Whilst the parnsips are roasting, make the spice rub. Put all the spices in a small saute pan (not the salt), and gently toast over a low heat. Put the spices into either a spice grinder, or small coffee grinder, add a pinch of salt, and grind until you get a fine powder. Do a little dance if you want to keep exactly to the recipe.. It helps the spices, honest.
Coat your sturgeon fillets in a little olive oil. Spread out your spice blend on a plate, and dredge the sturgeon, flesh side down, in the spices.
In a non-stick pan over a medium heat, add a little olive oil. Place in the sturgeon, spice side to the heat, when the oil is hot. Seer this for about 5 minutes – until the spices are golden. Flip the fish over, and put the fish in the pan into the oven. Turn the oven down to 350. You want to do this when the parsnips are just about done.

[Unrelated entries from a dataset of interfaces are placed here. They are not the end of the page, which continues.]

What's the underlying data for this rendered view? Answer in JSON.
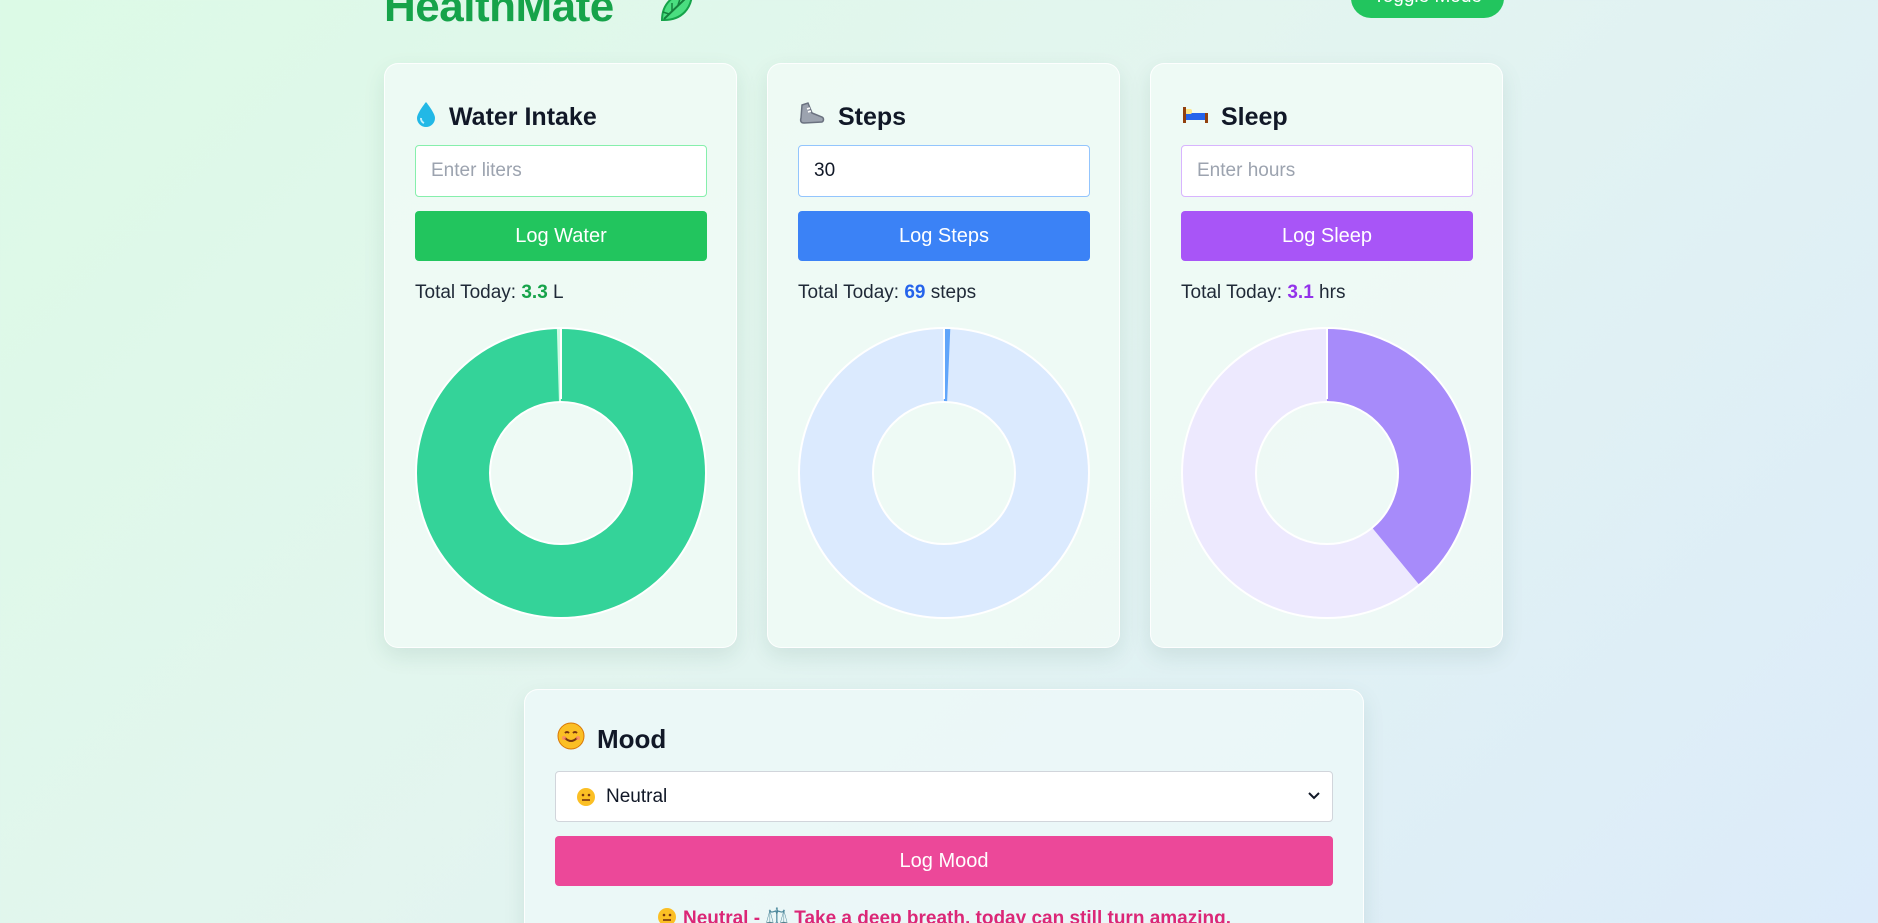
{
  "header": {
    "brand": "HealthMate",
    "toggle_label": "Toggle Mode",
    "leaf_icon": "leaf-icon"
  },
  "colors": {
    "water": "#22c55e",
    "steps": "#3b82f6",
    "sleep": "#a855f7",
    "mood": "#ec4899"
  },
  "cards": {
    "water": {
      "title": "Water Intake",
      "icon": "droplet-icon",
      "input_value": "",
      "placeholder": "Enter liters",
      "button": "Log Water",
      "total_prefix": "Total Today:",
      "total_value": "3.3",
      "total_unit": "L",
      "progress": 0.995
    },
    "steps": {
      "title": "Steps",
      "icon": "sneaker-icon",
      "input_value": "30",
      "placeholder": "",
      "button": "Log Steps",
      "total_prefix": "Total Today:",
      "total_value": "69",
      "total_unit": "steps",
      "progress": 0.007
    },
    "sleep": {
      "title": "Sleep",
      "icon": "bed-icon",
      "input_value": "",
      "placeholder": "Enter hours",
      "button": "Log Sleep",
      "total_prefix": "Total Today:",
      "total_value": "3.1",
      "total_unit": "hrs",
      "progress": 0.39
    }
  },
  "mood": {
    "title": "Mood",
    "icon": "smiling-face-icon",
    "selected": "Neutral",
    "button": "Log Mood",
    "message": "Neutral - ⚖️ Take a deep breath, today can still turn amazing."
  }
}
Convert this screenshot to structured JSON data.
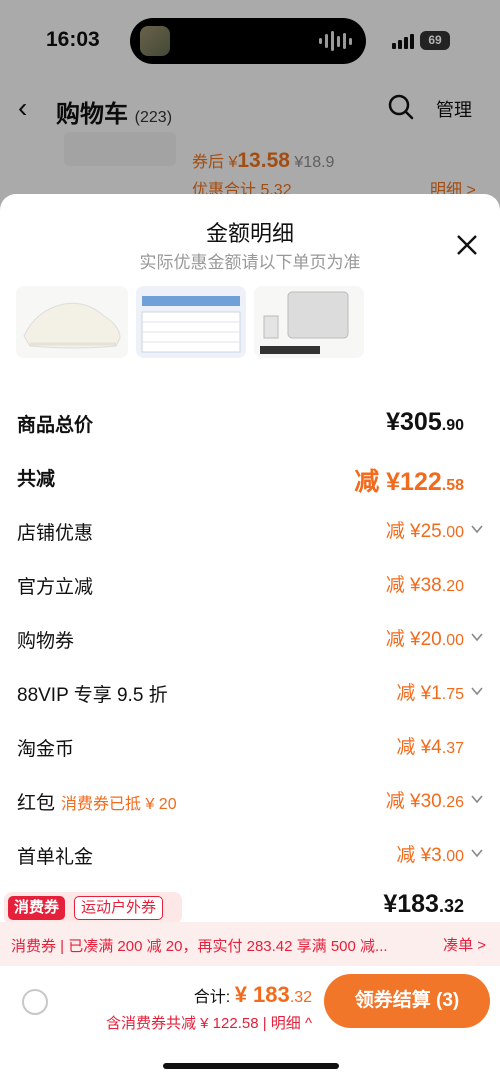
{
  "status_bar": {
    "time": "16:03",
    "battery": "69"
  },
  "nav": {
    "back": "‹",
    "title": "购物车",
    "count": "(223)",
    "manage": "管理"
  },
  "background_item": {
    "after_label": "券后",
    "price_symbol": "¥",
    "price": "13.58",
    "orig_price": "¥18.9",
    "discount_total": "优惠合计 5.32",
    "detail": "明细 >"
  },
  "sheet": {
    "title": "金额明细",
    "subtitle": "实际优惠金额请以下单页为准",
    "rows": [
      {
        "label": "商品总价",
        "value": "¥305",
        "dec": ".90"
      },
      {
        "label": "共减",
        "value": "减 ¥122",
        "dec": ".58"
      },
      {
        "label": "店铺优惠",
        "value": "减 ¥25",
        "dec": ".00"
      },
      {
        "label": "官方立减",
        "value": "减 ¥38",
        "dec": ".20"
      },
      {
        "label": "购物券",
        "value": "减 ¥20",
        "dec": ".00"
      },
      {
        "label": "88VIP 专享 9.5 折",
        "value": "减 ¥1",
        "dec": ".75"
      },
      {
        "label": "淘金币",
        "value": "减 ¥4",
        "dec": ".37"
      },
      {
        "label": "红包",
        "tag": "消费券已抵 ¥ 20",
        "value": "减 ¥30",
        "dec": ".26"
      },
      {
        "label": "首单礼金",
        "value": "减 ¥3",
        "dec": ".00"
      }
    ],
    "coupon_tags": [
      "消费券",
      "运动户外券"
    ],
    "final": {
      "value": "¥183",
      "dec": ".32"
    }
  },
  "strip": {
    "text": "消费券 | 已凑满 200 减 20，再实付 283.42 享满 500 减...",
    "action": "凑单 >"
  },
  "bottom": {
    "total_label": "合计:",
    "total_value": "¥ 183",
    "total_dec": ".32",
    "sub": "含消费券共减 ¥ 122.58 | 明细 ^",
    "pay_button": "领券结算 (3)"
  },
  "colors": {
    "accent": "#f27629",
    "red": "#e5203a"
  }
}
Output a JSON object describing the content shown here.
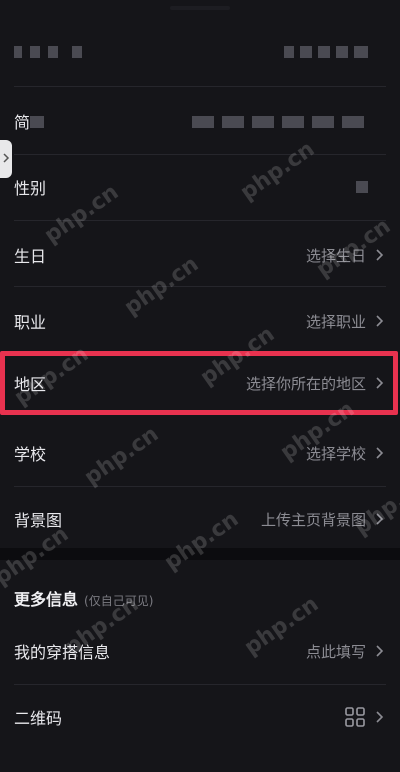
{
  "rows": {
    "bio": {
      "label": "简"
    },
    "gender": {
      "label": "性别"
    },
    "birthday": {
      "label": "生日",
      "value": "选择生日"
    },
    "job": {
      "label": "职业",
      "value": "选择职业"
    },
    "region": {
      "label": "地区",
      "value": "选择你所在的地区"
    },
    "school": {
      "label": "学校",
      "value": "选择学校"
    },
    "background": {
      "label": "背景图",
      "value": "上传主页背景图"
    },
    "outfit": {
      "label": "我的穿搭信息",
      "value": "点此填写"
    },
    "qrcode": {
      "label": "二维码"
    }
  },
  "more_info": {
    "title": "更多信息",
    "subtitle": "(仅自己可见)"
  },
  "watermark": "php.cn",
  "colors": {
    "highlight": "#e8324f",
    "background": "#151519"
  }
}
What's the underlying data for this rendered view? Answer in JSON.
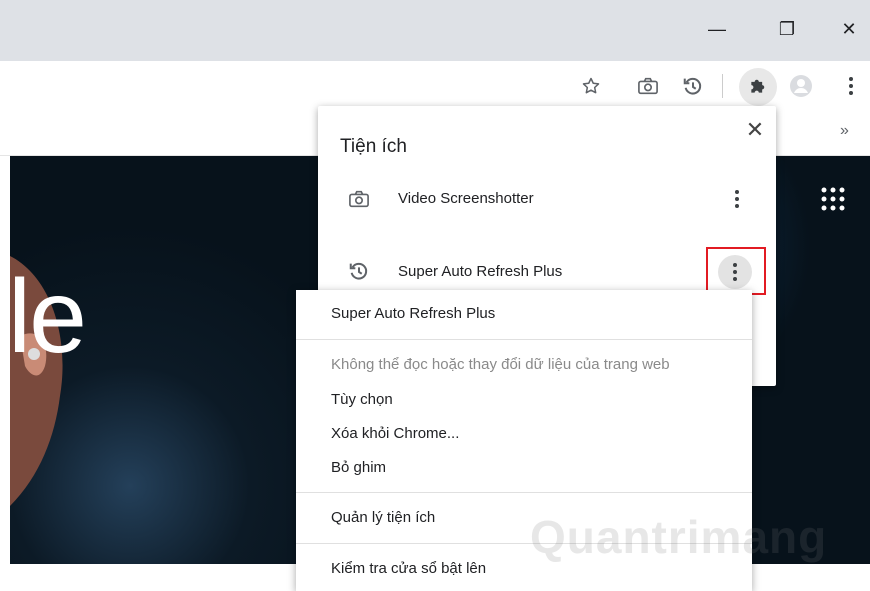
{
  "window": {
    "minimize_glyph": "—",
    "restore_glyph": "❐",
    "close_glyph": "✕"
  },
  "toolbar": {
    "icons": [
      "star-icon",
      "camera-icon",
      "refresh-history-icon",
      "puzzle-icon",
      "profile-icon",
      "kebab-icon"
    ]
  },
  "bookmarks": {
    "overflow": "»"
  },
  "page": {
    "big_text": "le"
  },
  "extensions_popup": {
    "title": "Tiện ích",
    "close_glyph": "✕",
    "items": [
      {
        "name": "Video Screenshotter",
        "icon": "camera-icon"
      },
      {
        "name": "Super Auto Refresh Plus",
        "icon": "refresh-history-icon"
      }
    ]
  },
  "context_menu": {
    "header": "Super Auto Refresh Plus",
    "permission": "Không thể đọc hoặc thay đổi dữ liệu của trang web",
    "options": "Tùy chọn",
    "remove": "Xóa khỏi Chrome...",
    "unpin": "Bỏ ghim",
    "manage": "Quản lý tiện ích",
    "inspect": "Kiểm tra cửa sổ bật lên"
  },
  "watermark": "Quantrimang",
  "colors": {
    "titlebar": "#dee1e6",
    "highlight_box": "#e21b23"
  }
}
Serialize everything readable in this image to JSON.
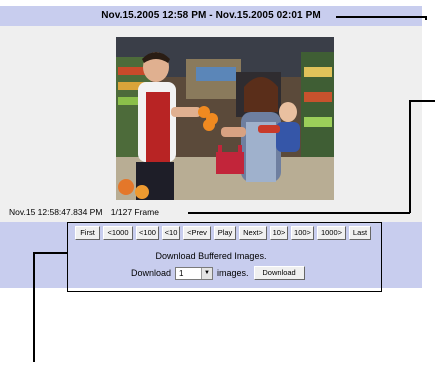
{
  "header": {
    "time_range": "Nov.15.2005 12:58 PM - Nov.15.2005 02:01 PM"
  },
  "viewer": {
    "image_description_icon": "camera-still-icon",
    "timestamp": "Nov.15 12:58:47.834 PM",
    "frame": "1/127 Frame"
  },
  "navigation": {
    "buttons": [
      "First",
      "<1000",
      "<100",
      "<10",
      "<Prev",
      "Play",
      "Next>",
      "10>",
      "100>",
      "1000>",
      "Last"
    ]
  },
  "download": {
    "title": "Download Buffered Images.",
    "label": "Download",
    "selected_count": "1",
    "unit": "images.",
    "button": "Download"
  },
  "colors": {
    "panel": "#c8cdee",
    "content_bg": "#efefef"
  }
}
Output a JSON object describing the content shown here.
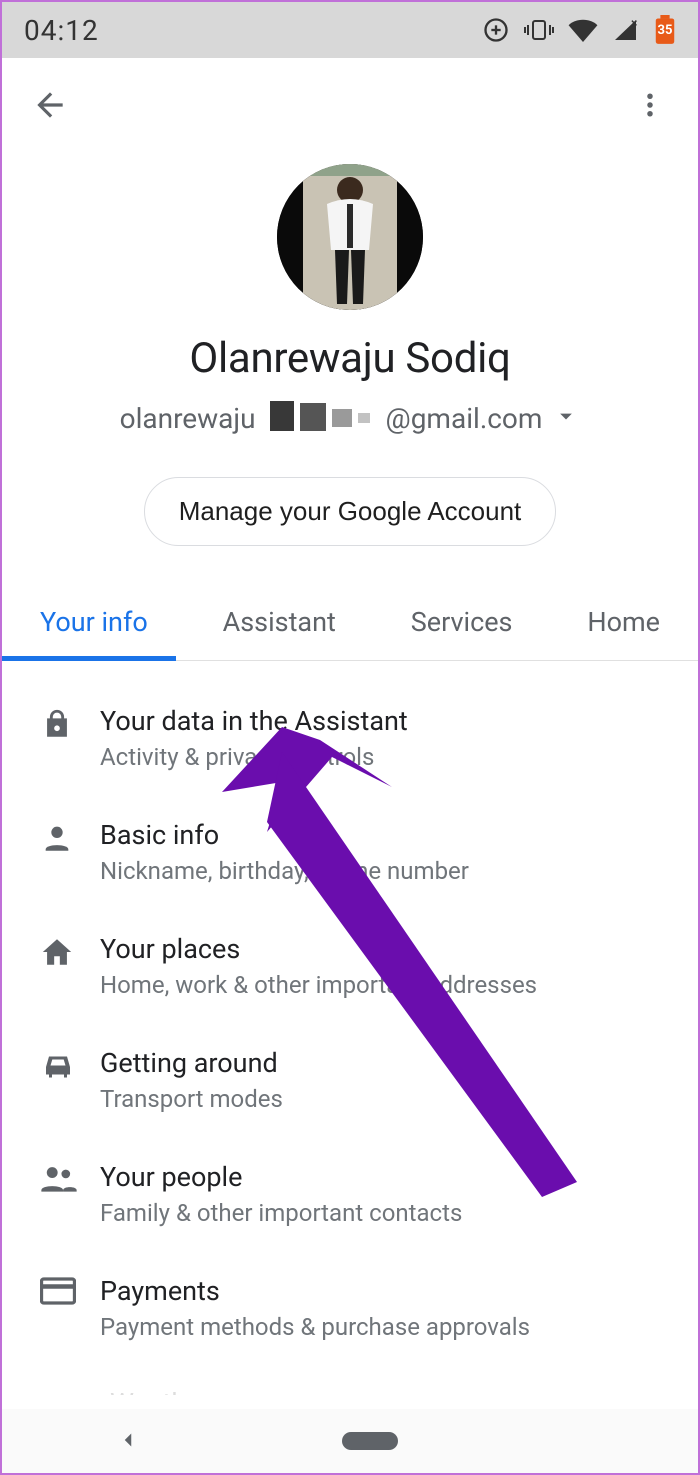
{
  "status": {
    "time": "04:12",
    "battery_badge": "35"
  },
  "profile": {
    "display_name": "Olanrewaju Sodiq",
    "email_prefix": "olanrewaju",
    "email_suffix": "@gmail.com",
    "manage_label": "Manage your Google Account"
  },
  "tabs": [
    {
      "label": "Your info",
      "active": true
    },
    {
      "label": "Assistant",
      "active": false
    },
    {
      "label": "Services",
      "active": false
    },
    {
      "label": "Home",
      "active": false
    }
  ],
  "items": [
    {
      "icon": "lock-icon",
      "title": "Your data in the Assistant",
      "sub": "Activity & privacy controls"
    },
    {
      "icon": "person-icon",
      "title": "Basic info",
      "sub": "Nickname, birthday, phone number"
    },
    {
      "icon": "home-icon",
      "title": "Your places",
      "sub": "Home, work & other important addresses"
    },
    {
      "icon": "car-icon",
      "title": "Getting around",
      "sub": "Transport modes"
    },
    {
      "icon": "people-icon",
      "title": "Your people",
      "sub": "Family & other important contacts"
    },
    {
      "icon": "card-icon",
      "title": "Payments",
      "sub": "Payment methods & purchase approvals"
    }
  ],
  "annotation": {
    "color": "#6a0dad"
  }
}
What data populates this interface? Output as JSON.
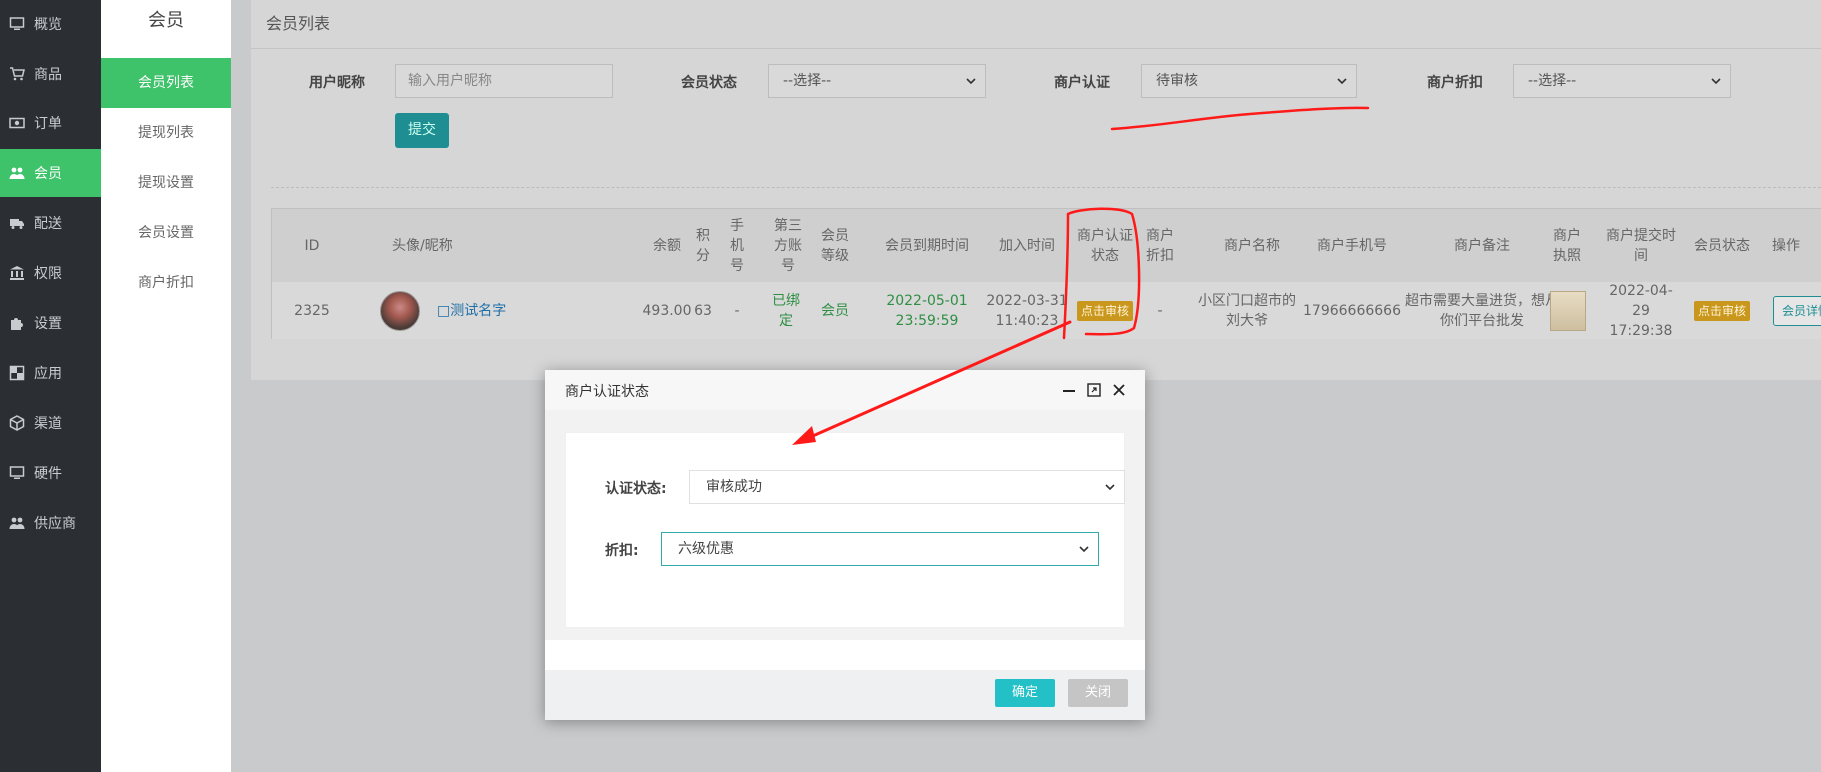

Cook in the oven for about 15 minutes, until the sturgeon is cooked all the way through.
When the sturgeon has about 5 minutes to go, in a large saute pan melt a tablespoon of butter with a little olive oil. Add the clove of garlic, and cook for 30 seconds. Now add in the kale, and a pinch of salt. Cook this until the kale has wilted, but is still reasonably firm to the bite. Squeeze in your lemon juice, and add the parsley.
To plate – put a neat pile of kale on a plate, and top with some parsnips. Pop the sturgeon fillet, spice side up on top.
The sweetness of the parsnip goes great with the slightly bitter kale leaf, with a kick being provided by a great spice rub.